Portland’s city council also voted to ban local government bureaus from acquiring or using the controversial surveillance technology. City council commissioners voted unanimously for the ban, CNN Business reports.
The ban begins immediately in the Portland city government and on January 1 for private uses not allowed under the rule.
Portland city council commissioners voted unanimously to ban the use of facial recognition technology (stock)
Several U.S. cities, including San Francisco and Oakland, have previously banned government use of facial recognition.
Facial recognition software can identify individuals in photos and videos based on a database of known subjects.
The technology has won over businesses and police in the last few years despite objections from those who say it invades people’s privacy and exacerbates racial and gender biases.
Portland Mayor Ted Wheeler expressed concern that the technology would be used to monitor protests, which the city has seen since the death of George Floyd in May.
‘Technology exists to make our lives easier, not for public and private entities to use as a weapon against the very citizens they serve and accommodate,’ he said.
The American Civil Liberties Union said it hoped the passage of the legislation in Portland would spur efforts to ban the use of such surveillance technology across the state of Oregon.
They added that the prohibiting of the technology ‘is necessary and prudent to protect the interests, privacy, and safety of individuals and our communities.’
Portland Mayor Ted Wheeler expressed concern that the technology would be used to monitor protests.
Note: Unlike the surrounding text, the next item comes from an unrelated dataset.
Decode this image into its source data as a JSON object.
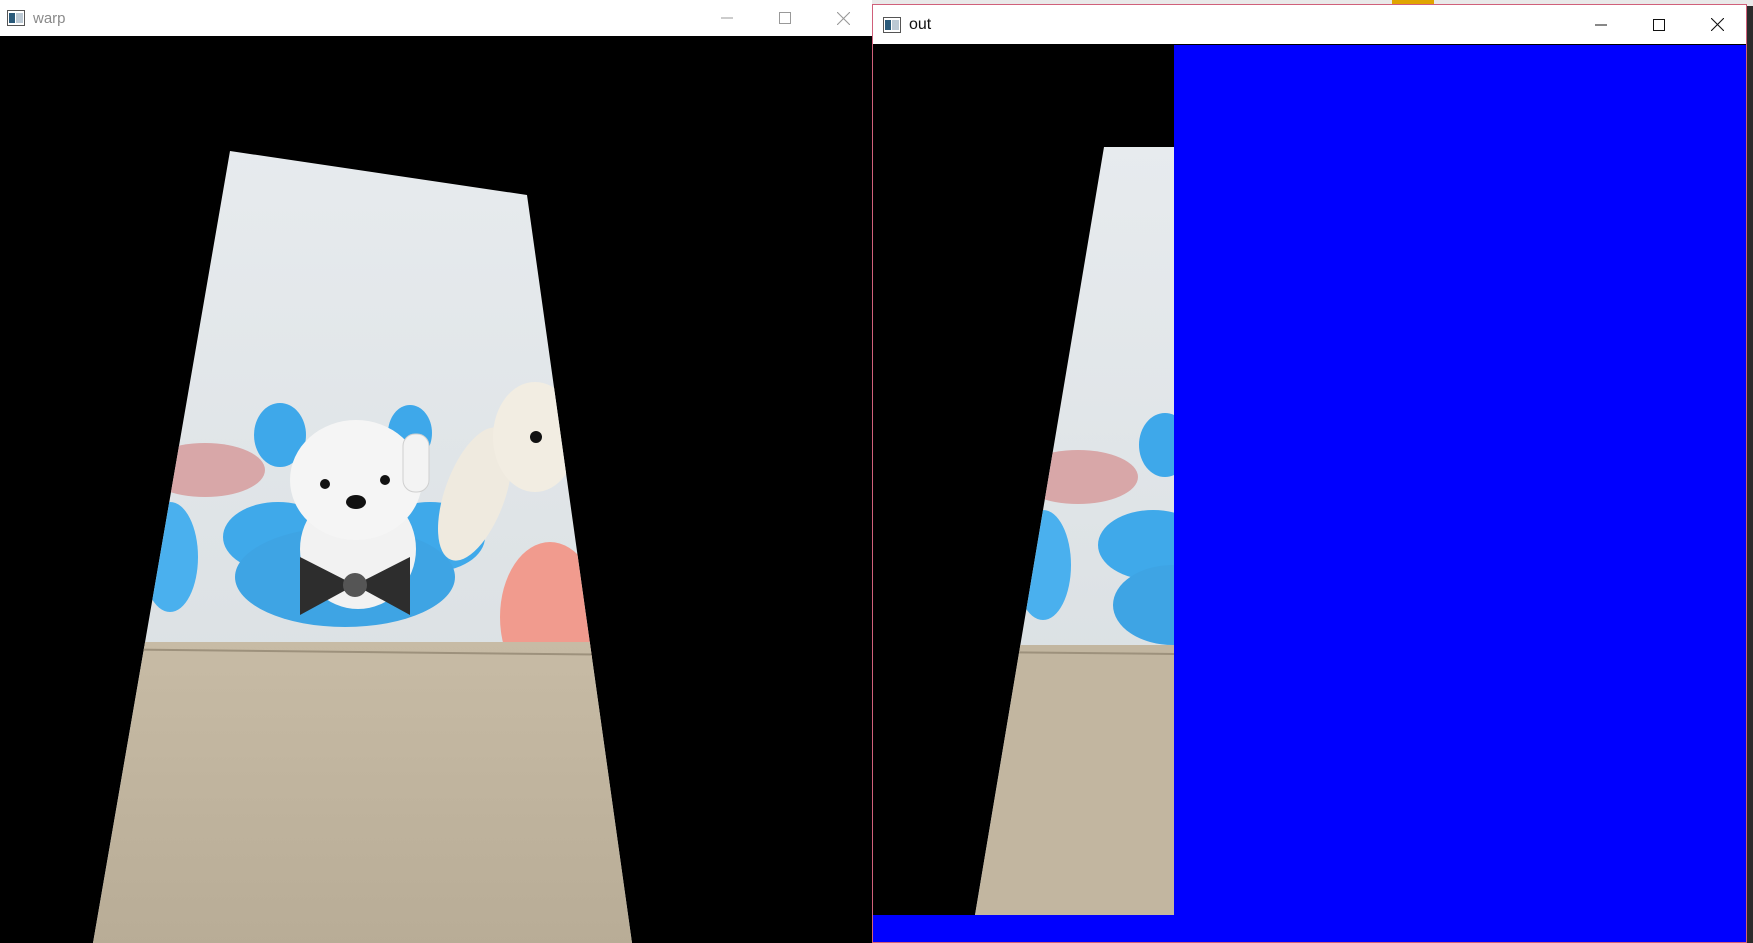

BLM protesters are seen clashing with Proud Boys supporters in Oregon City over the weekend
Protests have been raging in Portland since the death of George Floyd in police custody in May